<p>THIS THIS THIS. It irritates me to NO end that in the past 4 years (I believe) there have been maybe 1-2 engineering students TOTAL who were Chancellor’s scholars. Compared to the number of A&S students, it’s really disheartening to see. I know part of the reason they do it is because it can be harder to get a scholarship in the first place for the humanities, but to punish a student who really truely wants to be an engineering because their passion is (more) profitable in the future is a really stupid “policy”.</p>

<p>IIRC, my year had 10 scholars, 1 of whom was an engineer for 1 semester before dropping out. The following 2 (maybe even 3) years had 0 engineers as Chancellor’s scholars. Major bummer.</p>

<p>IDK guys I just got an interview and I was accepted to the College of Engineering… MommyDearest’s son (who also got an interview) is as well I think. I think ECs and the essays are the biggest factors.</p>

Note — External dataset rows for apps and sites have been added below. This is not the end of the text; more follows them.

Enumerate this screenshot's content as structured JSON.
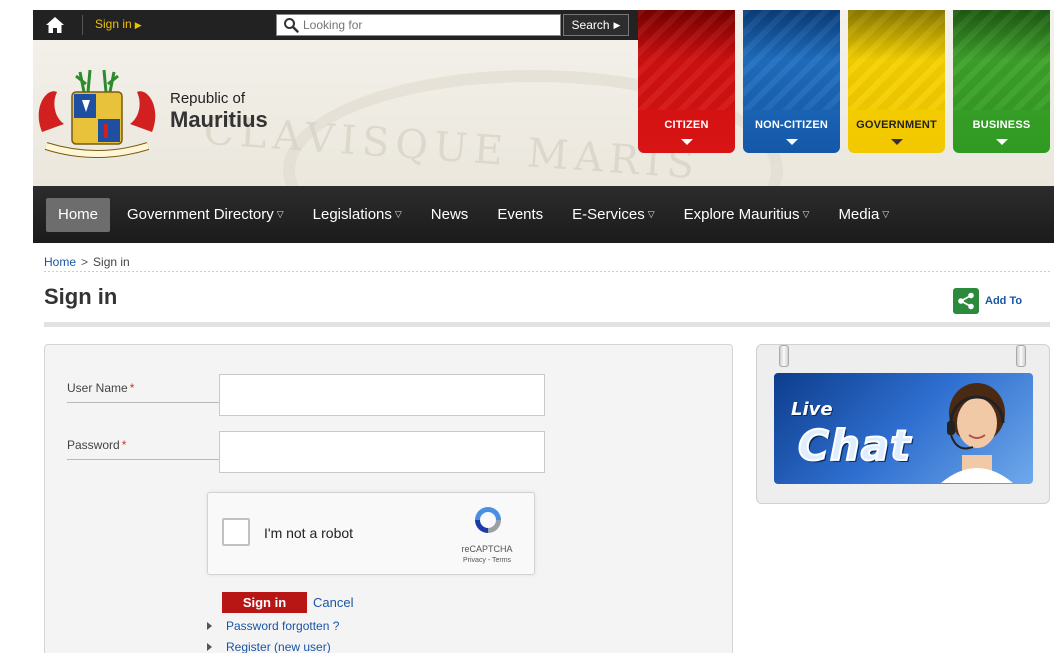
{
  "topbar": {
    "signin_label": "Sign in",
    "search_placeholder": "Looking for",
    "search_button": "Search"
  },
  "brand": {
    "line1": "Republic of",
    "line2": "Mauritius"
  },
  "categories": [
    {
      "label": "CITIZEN",
      "color": "#d01010"
    },
    {
      "label": "NON-CITIZEN",
      "color": "#1f6ec0"
    },
    {
      "label": "GOVERNMENT",
      "color": "#f5d000"
    },
    {
      "label": "BUSINESS",
      "color": "#3ea12a"
    }
  ],
  "nav": {
    "items": [
      {
        "label": "Home",
        "active": true,
        "dropdown": false
      },
      {
        "label": "Government Directory",
        "dropdown": true
      },
      {
        "label": "Legislations",
        "dropdown": true
      },
      {
        "label": "News",
        "dropdown": false
      },
      {
        "label": "Events",
        "dropdown": false
      },
      {
        "label": "E-Services",
        "dropdown": true
      },
      {
        "label": "Explore Mauritius",
        "dropdown": true
      },
      {
        "label": "Media",
        "dropdown": true
      }
    ]
  },
  "breadcrumb": {
    "home": "Home",
    "separator": ">",
    "current": "Sign in"
  },
  "page": {
    "title": "Sign in",
    "add_to": "Add To"
  },
  "form": {
    "username_label": "User Name",
    "password_label": "Password",
    "required_marker": "*",
    "username_value": "",
    "password_value": "",
    "recaptcha_text": "I'm not a robot",
    "recaptcha_brand": "reCAPTCHA",
    "recaptcha_links": "Privacy - Terms",
    "signin_button": "Sign in",
    "cancel_link": "Cancel",
    "password_forgotten": "Password forgotten ?",
    "register": "Register (new user)"
  },
  "chat": {
    "live": "Live",
    "word": "Chat"
  },
  "colors": {
    "accent_red": "#b81515",
    "link_blue": "#1a55a4",
    "nav_bg": "#222222"
  }
}
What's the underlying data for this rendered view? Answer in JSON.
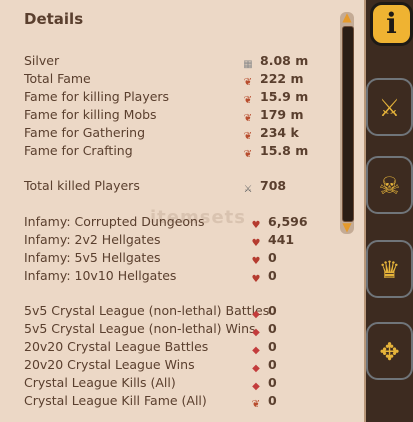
{
  "panel": {
    "title": "Details",
    "watermark": "itemsets"
  },
  "stats": [
    {
      "label": "Silver",
      "value": "8.08 m",
      "icon": "silver-coins-icon"
    },
    {
      "label": "Total Fame",
      "value": "222 m",
      "icon": "fame-icon"
    },
    {
      "label": "Fame for killing Players",
      "value": "15.9 m",
      "icon": "fame-icon"
    },
    {
      "label": "Fame for killing Mobs",
      "value": "179 m",
      "icon": "fame-icon"
    },
    {
      "label": "Fame for Gathering",
      "value": "234 k",
      "icon": "fame-icon"
    },
    {
      "label": "Fame for Crafting",
      "value": "15.8 m",
      "icon": "fame-icon"
    },
    {
      "label": "Total killed Players",
      "value": "708",
      "icon": "crossed-swords-icon"
    },
    {
      "label": "Infamy: Corrupted Dungeons",
      "value": "6,596",
      "icon": "infamy-icon"
    },
    {
      "label": "Infamy: 2v2 Hellgates",
      "value": "441",
      "icon": "infamy-icon"
    },
    {
      "label": "Infamy: 5v5 Hellgates",
      "value": "0",
      "icon": "infamy-icon"
    },
    {
      "label": "Infamy: 10v10 Hellgates",
      "value": "0",
      "icon": "infamy-icon"
    },
    {
      "label": "5v5 Crystal League (non-lethal) Battles",
      "value": "0",
      "icon": "crystal-league-icon"
    },
    {
      "label": "5v5 Crystal League (non-lethal) Wins",
      "value": "0",
      "icon": "crystal-league-icon"
    },
    {
      "label": "20v20 Crystal League Battles",
      "value": "0",
      "icon": "crystal-league-icon"
    },
    {
      "label": "20v20 Crystal League Wins",
      "value": "0",
      "icon": "crystal-league-icon"
    },
    {
      "label": "Crystal League Kills (All)",
      "value": "0",
      "icon": "crystal-league-icon"
    },
    {
      "label": "Crystal League Kill Fame (All)",
      "value": "0",
      "icon": "fame-icon"
    }
  ],
  "sidebar": {
    "info_label": "i",
    "tabs": [
      "info-tab",
      "combat-tab",
      "pvp-skull-tab",
      "trophy-tab",
      "guild-war-tab"
    ]
  },
  "colors": {
    "panel_bg": "#ecd8c6",
    "text": "#5a3f2e",
    "accent": "#efb332",
    "frame": "#3d2b20"
  }
}
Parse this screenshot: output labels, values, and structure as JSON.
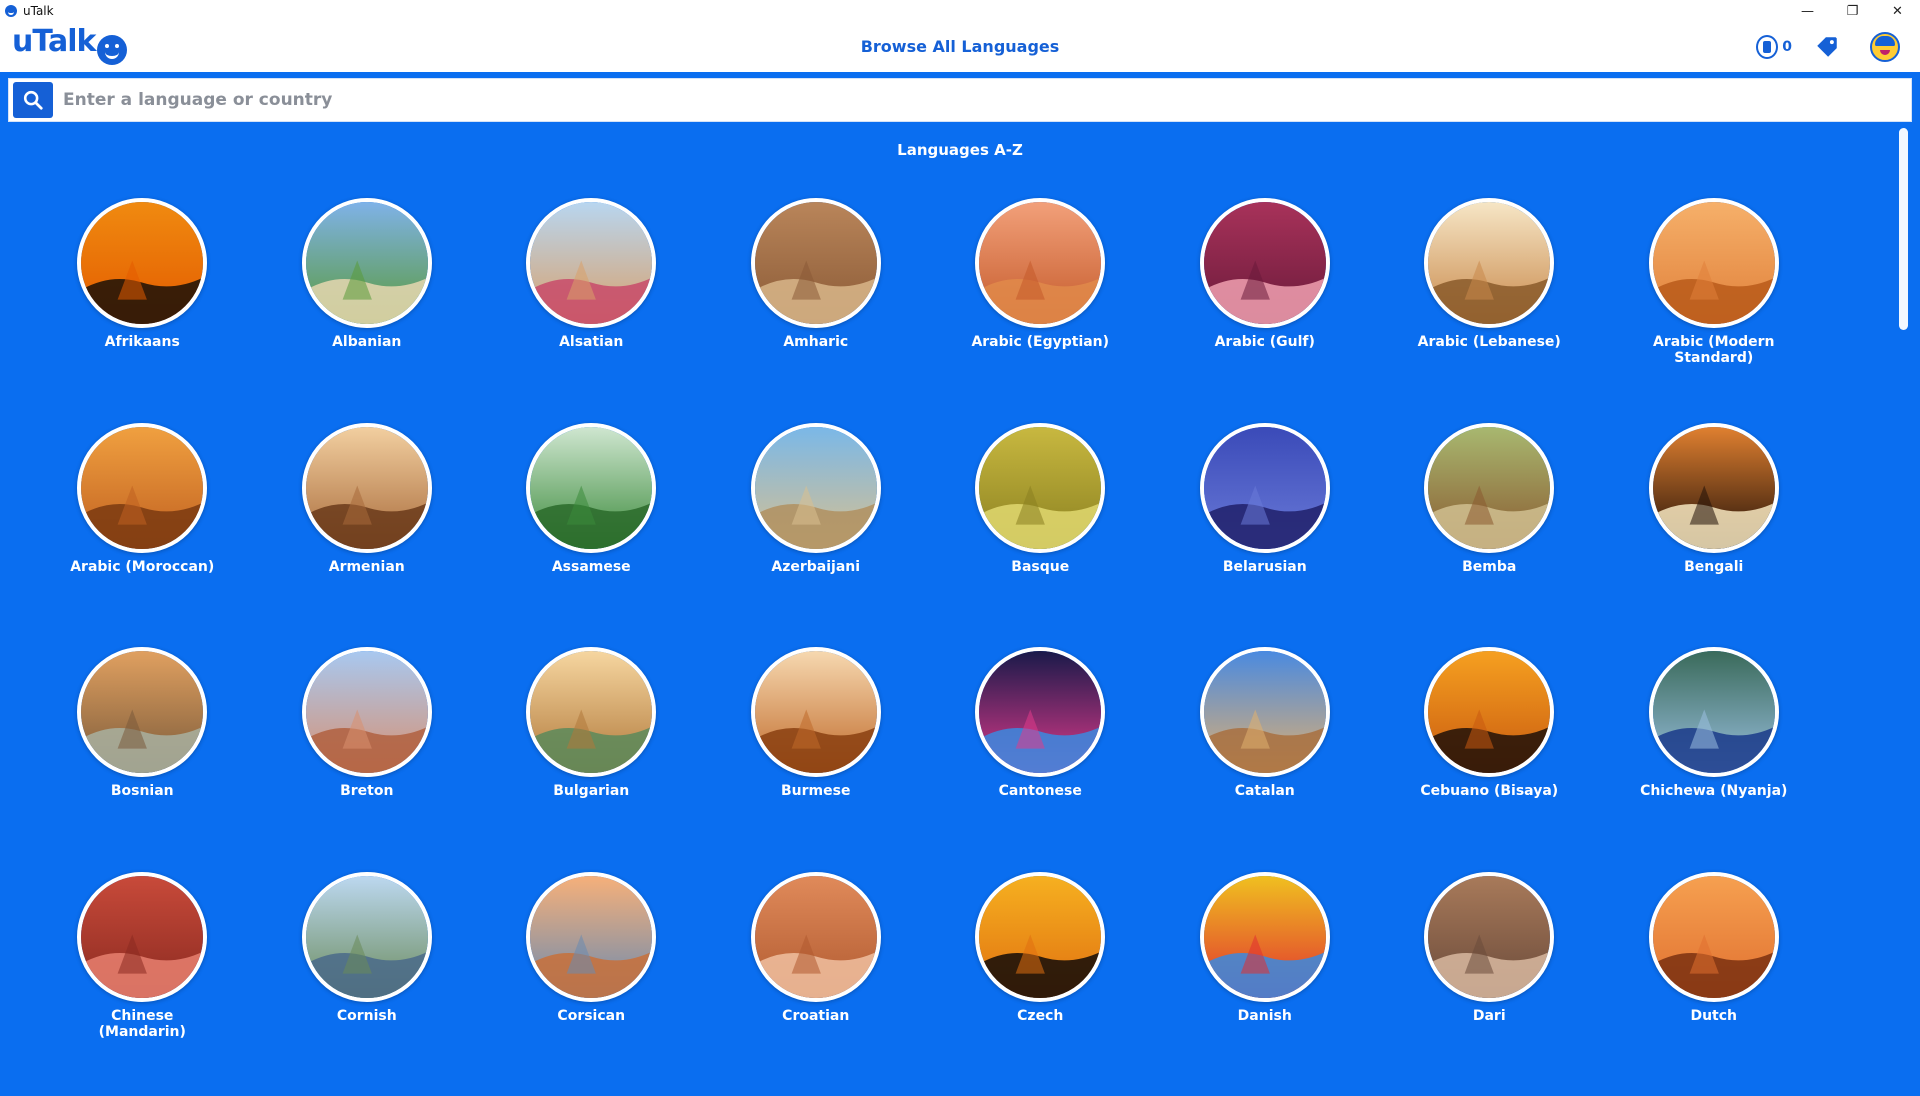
{
  "window": {
    "title": "uTalk",
    "minimize": "—",
    "maximize": "❐",
    "close": "✕"
  },
  "header": {
    "logo_text": "uTalk",
    "page_title": "Browse All Languages",
    "coins": "0"
  },
  "search": {
    "placeholder": "Enter a language or country",
    "value": ""
  },
  "section_title": "Languages A-Z",
  "colors": {
    "brand": "#1560d6",
    "background": "#0a6ef0"
  },
  "languages": [
    {
      "name": "Afrikaans",
      "theme": [
        "#f08a10",
        "#e35b00",
        "#1a1008"
      ]
    },
    {
      "name": "Albanian",
      "theme": [
        "#7fb2e8",
        "#5a9a3a",
        "#e6d7b0"
      ]
    },
    {
      "name": "Alsatian",
      "theme": [
        "#b8d6f0",
        "#d9a06a",
        "#c84a6a"
      ]
    },
    {
      "name": "Amharic",
      "theme": [
        "#b9855a",
        "#8a5a36",
        "#d8b68a"
      ]
    },
    {
      "name": "Arabic (Egyptian)",
      "theme": [
        "#f2a07a",
        "#c45a2a",
        "#e08a4a"
      ]
    },
    {
      "name": "Arabic (Gulf)",
      "theme": [
        "#a8325a",
        "#6a1a3a",
        "#f0a0b0"
      ]
    },
    {
      "name": "Arabic (Lebanese)",
      "theme": [
        "#f6e6c6",
        "#c8884a",
        "#8a5a2a"
      ]
    },
    {
      "name": "Arabic (Modern Standard)",
      "theme": [
        "#f6b06a",
        "#e0803a",
        "#b85a1a"
      ]
    },
    {
      "name": "Arabic (Moroccan)",
      "theme": [
        "#f0a040",
        "#c06020",
        "#7a3a10"
      ]
    },
    {
      "name": "Armenian",
      "theme": [
        "#f2cfa0",
        "#a86a3a",
        "#6a3a1a"
      ]
    },
    {
      "name": "Assamese",
      "theme": [
        "#cfe6d0",
        "#3a8a3a",
        "#2a6a2a"
      ]
    },
    {
      "name": "Azerbaijani",
      "theme": [
        "#7ab8e8",
        "#d8c090",
        "#b09060"
      ]
    },
    {
      "name": "Basque",
      "theme": [
        "#c8b840",
        "#8a8020",
        "#e0d870"
      ]
    },
    {
      "name": "Belarusian",
      "theme": [
        "#3a4ab8",
        "#6a7ad8",
        "#20206a"
      ]
    },
    {
      "name": "Bemba",
      "theme": [
        "#a8b870",
        "#8a5a30",
        "#d0c090"
      ]
    },
    {
      "name": "Bengali",
      "theme": [
        "#e08030",
        "#201008",
        "#f6e6c0"
      ]
    },
    {
      "name": "Bosnian",
      "theme": [
        "#e0a060",
        "#7a5a3a",
        "#a8b0a0"
      ]
    },
    {
      "name": "Breton",
      "theme": [
        "#a8c8f0",
        "#d89070",
        "#b06040"
      ]
    },
    {
      "name": "Bulgarian",
      "theme": [
        "#f6d6a0",
        "#b0783a",
        "#5a8a5a"
      ]
    },
    {
      "name": "Burmese",
      "theme": [
        "#f6d8b0",
        "#c06a2a",
        "#8a4010"
      ]
    },
    {
      "name": "Cantonese",
      "theme": [
        "#1a1a4a",
        "#e03a8a",
        "#3a8ae0"
      ]
    },
    {
      "name": "Catalan",
      "theme": [
        "#4a8ae0",
        "#e0b070",
        "#a87040"
      ]
    },
    {
      "name": "Cebuano (Bisaya)",
      "theme": [
        "#f6a020",
        "#c85a10",
        "#201008"
      ]
    },
    {
      "name": "Chichewa (Nyanja)",
      "theme": [
        "#3a6a5a",
        "#9ac0e0",
        "#1a3a8a"
      ]
    },
    {
      "name": "Chinese (Mandarin)",
      "theme": [
        "#c84a3a",
        "#8a2a20",
        "#e88070"
      ]
    },
    {
      "name": "Cornish",
      "theme": [
        "#bcd8f0",
        "#6a8a5a",
        "#4a6a8a"
      ]
    },
    {
      "name": "Corsican",
      "theme": [
        "#f6b07a",
        "#6a8ab0",
        "#c8703a"
      ]
    },
    {
      "name": "Croatian",
      "theme": [
        "#e08a5a",
        "#b05a30",
        "#f0c0a0"
      ]
    },
    {
      "name": "Czech",
      "theme": [
        "#f6b020",
        "#e07010",
        "#100a08"
      ]
    },
    {
      "name": "Danish",
      "theme": [
        "#f0c020",
        "#e03030",
        "#3a8ae0"
      ]
    },
    {
      "name": "Dari",
      "theme": [
        "#a87a5a",
        "#6a4a3a",
        "#d8b8a0"
      ]
    },
    {
      "name": "Dutch",
      "theme": [
        "#f6a050",
        "#e07030",
        "#7a3010"
      ]
    }
  ]
}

<p>Yes, S was accepted to engineering. Certainly not all, but the stereotypical engineering student might not be a good candidate…lopsided academic interests, lack social skills, leadership. I guess we shall see! </p>

<p>Awesome…do Chancellors Scholars get any other benefits/preferential treatment, or is it just additional money? Some premier scholarships at other schools S is in contention for also comes with perks…networking opportunities, special events, and other special considerations.</p>



<p>Okay here’s the thing, CS are not <em>supposed</em> to get preferential treatment in the UHC beyond receiving the money, going on a retreat (to get to know each other) and having a “seminar” every semester (a lot of meeting the other students from across the years, discussing readings, etc.). <em>However</em>, I have heard of interesting circumstances of the current dean giving preference to students by including them in a special “student advisory” committee he created. In once instance, someone couldn’t find funding for summer work, emailed the dean stating so, and happened to land a new scholarship for the summer to pay for the summer work/living. But they only emailed the dean because he had his secretary email out <em>select students</em> asking how they were doing in the summer.</p>

<p>Side note: I will fully admit to not being a fan of our new Dean at all. He seems to marginalize engineering and the humanities because they are not the hard sciences/pre-med (which is an unfortunate focus that many feel the UHC has taken). In an interaction I had with him last year, he was somewhat rude to me, and I had to deal with his secretary and another high-ranked staff member to get him to respond to my requests.</p>

<p>I have also heard of instances of special, private lunches with possible UHC donors where only a select number of CS or highly-regarded students were invited to attend. </p>

<p>Anyways, long story short: No, the CS doesn’t have any special opportunities beyond those that are extended to every member of the UHC. IMO in terms of engineering, the SSOE offers better opportunities than UHC because they actually have networking events etc. geared towards engineers, which I have never, ever seen the UHC do. The CS is just a nice way to say you’re a great academic student who is well-rounded and that you have a full ride.</p>

<p>Thanks, Awesome! Good info!</p>

<p>I have not looked this up, but I wonder how many of the national scholarship winners over the past ten years were Chancellor’s Scholars? One of the draws of Pitt was the number of Rhodes, Truman, etc., scholars. Doc Stewart worked with kids from what I understand. My DD had those aspirations when she was a HS senior; then she went to college, found a BF, Doc died and her extra time went to something other than higher academic aspirations.</p>



<p>I don’t think it’s really the CS scholars at Pitt so much as the highly involved UHC Students in general. I got a pretty prestigious DOE Fellowship for grad school but was never a CS scholar or even a UHC Full tuition student during undergrad. However, I did take a good number of UHC classes, lived in the dorms for all 3 years, helped run some clubs, and did a bunch of other activities/research/internships on top of that.</p>